It’s worth remembering that, over the past three seasons, Ryan Kesler has been the single most efficient power-play scorer for the Canucks, and it’s not even all that close. In 2009-10, for example, Kesler played primarily with Alex Burrows and Mason Raymond on his wings – not exactly world beaters with the man-advantage – and still managed to lead the team in power-play goals while finishing only one point behind Henrik Sedin in total power-play points (despite playing sixty fewer minutes 5-on-4).
Ryan Kesler has several big weapons that have been essential for Vancouver’s success with the man-advantage over the past couple of years. The first is his right-handed shoot, which is absolutely nails from the top of the circle. Yes, Zack Kassian and Jannik Hansen have right-handed shots too, but they don’t shoot the puck with the velocity that Kesler can manage on his wrister, and they aren’t nearly as dangerous teeing off on cross crease feeds.

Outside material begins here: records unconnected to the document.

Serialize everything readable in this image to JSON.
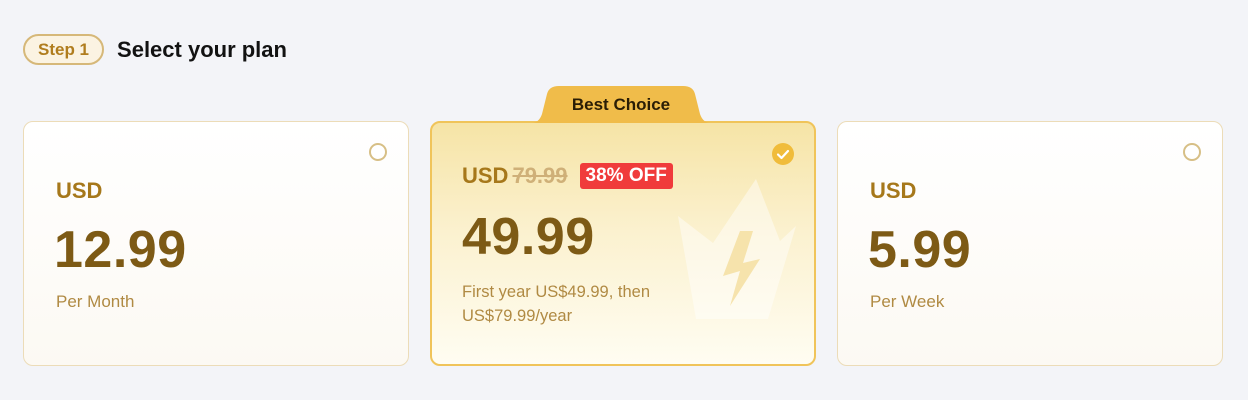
{
  "header": {
    "step_label": "Step 1",
    "title": "Select your plan"
  },
  "plans": [
    {
      "currency": "USD",
      "price": "12.99",
      "period": "Per Month",
      "selected": false
    },
    {
      "badge": "Best Choice",
      "currency": "USD",
      "original_price": "79.99",
      "discount": "38% OFF",
      "price": "49.99",
      "description": "First year US$49.99, then US$79.99/year",
      "selected": true
    },
    {
      "currency": "USD",
      "price": "5.99",
      "period": "Per Week",
      "selected": false
    }
  ],
  "colors": {
    "accent": "#f0bc3b",
    "price_text": "#7d5a15",
    "discount_badge": "#f03b3b",
    "background": "#f3f4f8"
  }
}
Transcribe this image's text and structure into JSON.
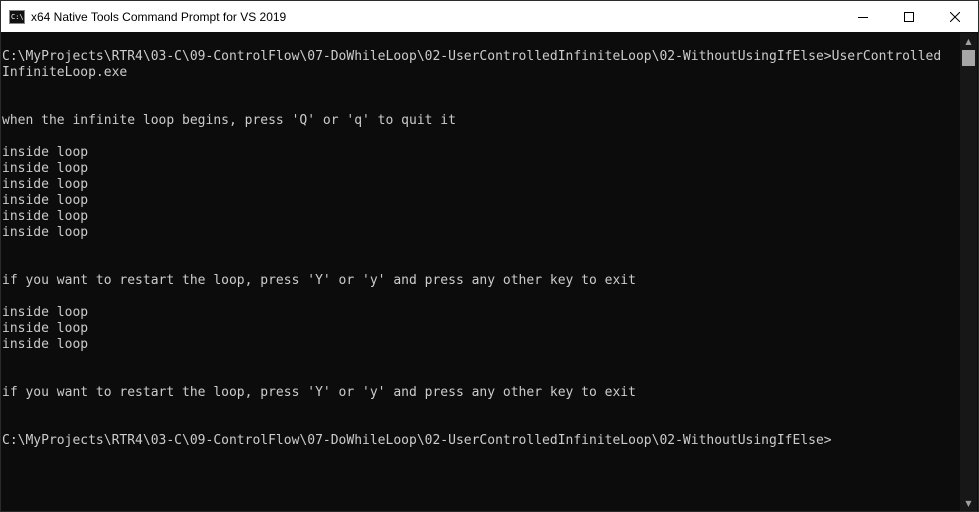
{
  "window": {
    "title": "x64 Native Tools Command Prompt for VS 2019",
    "icon_text": "C:\\."
  },
  "terminal": {
    "lines": [
      "",
      "C:\\MyProjects\\RTR4\\03-C\\09-ControlFlow\\07-DoWhileLoop\\02-UserControlledInfiniteLoop\\02-WithoutUsingIfElse>UserControlled",
      "InfiniteLoop.exe",
      "",
      "",
      "when the infinite loop begins, press 'Q' or 'q' to quit it",
      "",
      "inside loop",
      "inside loop",
      "inside loop",
      "inside loop",
      "inside loop",
      "inside loop",
      "",
      "",
      "if you want to restart the loop, press 'Y' or 'y' and press any other key to exit",
      "",
      "inside loop",
      "inside loop",
      "inside loop",
      "",
      "",
      "if you want to restart the loop, press 'Y' or 'y' and press any other key to exit",
      "",
      "",
      "C:\\MyProjects\\RTR4\\03-C\\09-ControlFlow\\07-DoWhileLoop\\02-UserControlledInfiniteLoop\\02-WithoutUsingIfElse>"
    ]
  },
  "colors": {
    "background": "#0c0c0c",
    "text": "#cccccc",
    "titlebar": "#ffffff"
  }
}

Secondly, Ryan Kesler is one hell of a battler in the slot. He may not have Zack Kassian’s girth (gross) but he’s quicker, more experienced, and considerably more lethal in that spot.
Thirdly, Ryan Kesler’s speed and his ability to protect the puck at top-speed gives the Canucks four legitimate zone-entry options when gaining the offensive blue-line on the power-play. In five games this season, I haven’t seen either Zack Kassian or Jannik Hansen trusted with that job, so teams know it’s going to Daniel, Henrik or Alex Edler. They also know that if it’s a forward coming in (either Daniel or Henrik Sedin) they won’t be coming in with speed…

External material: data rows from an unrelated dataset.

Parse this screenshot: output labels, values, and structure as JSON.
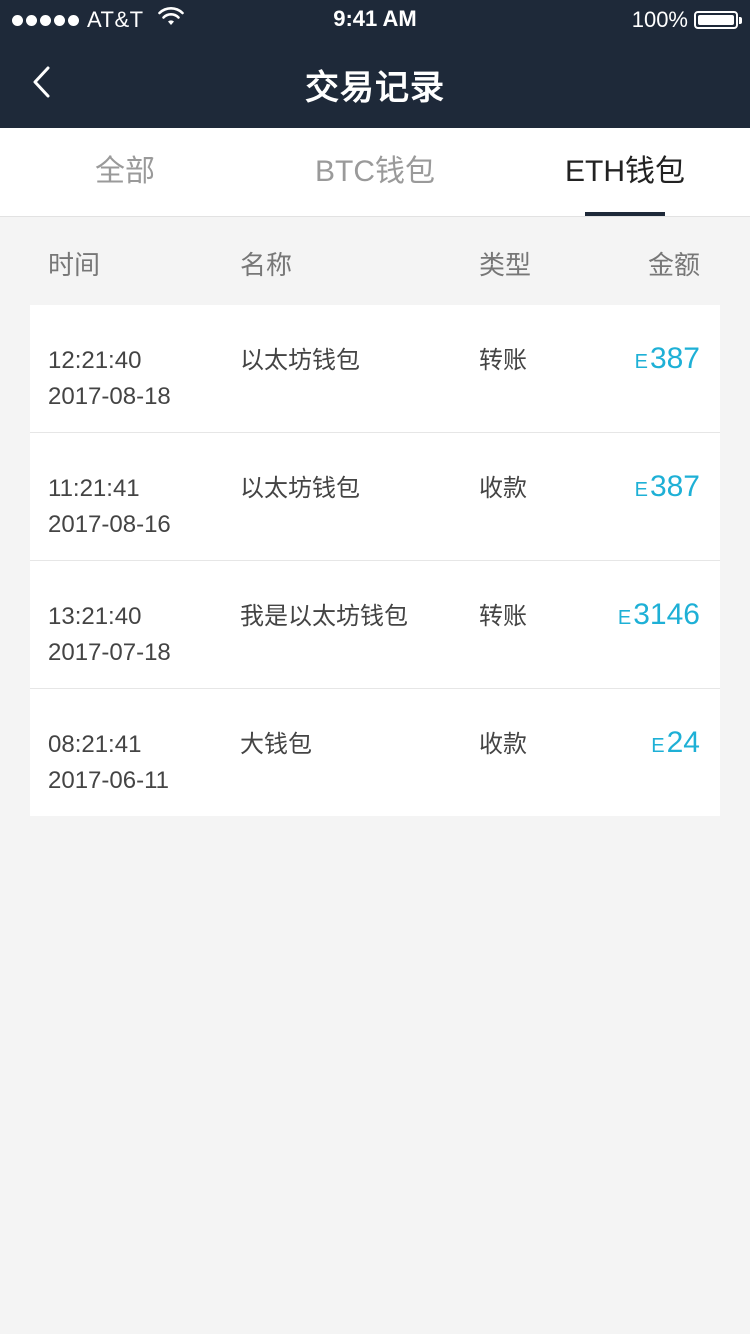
{
  "status_bar": {
    "carrier": "AT&T",
    "time": "9:41 AM",
    "battery": "100%"
  },
  "nav": {
    "title": "交易记录",
    "back_icon": "chevron-left-icon"
  },
  "tabs": [
    {
      "label": "全部",
      "active": false
    },
    {
      "label": "BTC钱包",
      "active": false
    },
    {
      "label": "ETH钱包",
      "active": true
    }
  ],
  "columns": {
    "time": "时间",
    "name": "名称",
    "type": "类型",
    "amount": "金额"
  },
  "currency_symbol": "E",
  "transactions": [
    {
      "time": "12:21:40",
      "date": "2017-08-18",
      "name": "以太坊钱包",
      "type": "转账",
      "amount": "387"
    },
    {
      "time": "11:21:41",
      "date": "2017-08-16",
      "name": "以太坊钱包",
      "type": "收款",
      "amount": "387"
    },
    {
      "time": "13:21:40",
      "date": "2017-07-18",
      "name": "我是以太坊钱包",
      "type": "转账",
      "amount": "3146"
    },
    {
      "time": "08:21:41",
      "date": "2017-06-11",
      "name": "大钱包",
      "type": "收款",
      "amount": "24"
    }
  ],
  "colors": {
    "header_bg": "#1e2939",
    "amount": "#1eb0d6",
    "page_bg": "#f4f4f4"
  }
}
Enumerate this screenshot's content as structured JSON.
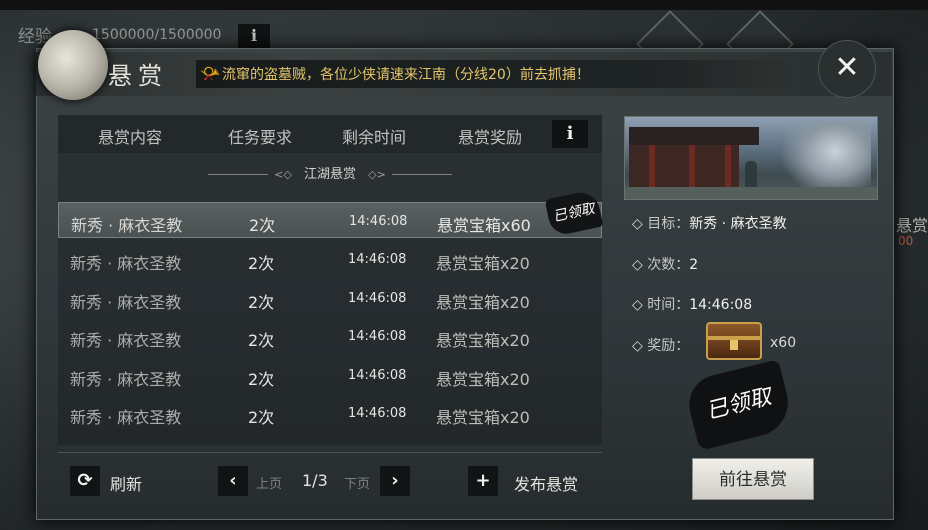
{
  "header": {
    "exp_label": "经验",
    "exp_value": "1500000/1500000",
    "exp_info_label": "i",
    "title": "悬赏",
    "notice_icon": "horn-icon",
    "notice": "流窜的盗墓贼，各位少侠请速来江南（分线20）前去抓捕！",
    "close_label": "✕"
  },
  "table": {
    "columns": [
      "悬赏内容",
      "任务要求",
      "剩余时间",
      "悬赏奖励"
    ],
    "info_label": "i",
    "section_title": "江湖悬赏",
    "section_left_deco": "<◇",
    "section_right_deco": "◇>",
    "rows": [
      {
        "name": "新秀 · 麻衣圣教",
        "count": "2次",
        "time": "14:46:08",
        "reward": "悬赏宝箱x60",
        "selected": true,
        "claimed": true
      },
      {
        "name": "新秀 · 麻衣圣教",
        "count": "2次",
        "time": "14:46:08",
        "reward": "悬赏宝箱x20"
      },
      {
        "name": "新秀 · 麻衣圣教",
        "count": "2次",
        "time": "14:46:08",
        "reward": "悬赏宝箱x20"
      },
      {
        "name": "新秀 · 麻衣圣教",
        "count": "2次",
        "time": "14:46:08",
        "reward": "悬赏宝箱x20"
      },
      {
        "name": "新秀 · 麻衣圣教",
        "count": "2次",
        "time": "14:46:08",
        "reward": "悬赏宝箱x20"
      },
      {
        "name": "新秀 · 麻衣圣教",
        "count": "2次",
        "time": "14:46:08",
        "reward": "悬赏宝箱x20"
      }
    ],
    "claimed_stamp": "已领取"
  },
  "footer": {
    "refresh_label": "刷新",
    "prev_label": "上页",
    "page": "1/3",
    "next_label": "下页",
    "publish_label": "发布悬赏"
  },
  "detail": {
    "target_label": "目标：",
    "target_value": "新秀 · 麻衣圣教",
    "count_label": "次数：",
    "count_value": "2",
    "time_label": "时间：",
    "time_value": "14:46:08",
    "reward_label": "奖励：",
    "reward_value": "x60",
    "claimed_stamp": "已领取",
    "go_button": "前往悬赏"
  },
  "edge": {
    "text": "悬赏",
    "number": "00"
  },
  "colors": {
    "notice_text": "#e4c56a",
    "panel": "#343b3d",
    "selected_row": "#545b5c"
  }
}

Kesler’s presence adds the threat of blinding speed, and his absence has made Vancouver’s power-play that much more predictable on zone-entries. It’s too soon to tell yet, but over a larger sample of games that could be the difference between a super-elite power-play and a top-10 power-play.
The Canucks miss Ryan Kesler everywhere, and for now they’re just treading water. All of this said, we should resist the urge to go overboard here: on the strength of their power-play, their top-line, their defense-corps and their goaltending – Vancouver is still a playoff team, I think, even if Kesler were to miss the entirety of this season. But without Kesler the club’s forward group is slightly sub-average, their special teams become significantly less special, and the Canucks become legitimately exploitable in the matchup game.
All of which is to say that it’s critical for Kesler to get back into the lineup, but even more important that he’s completely healthy before he rejoins the team. Canucks fans could be in for a long February without Ryan Kesler, which sucks, but theres no chance of a long May or a long June if Kesler is hobbled.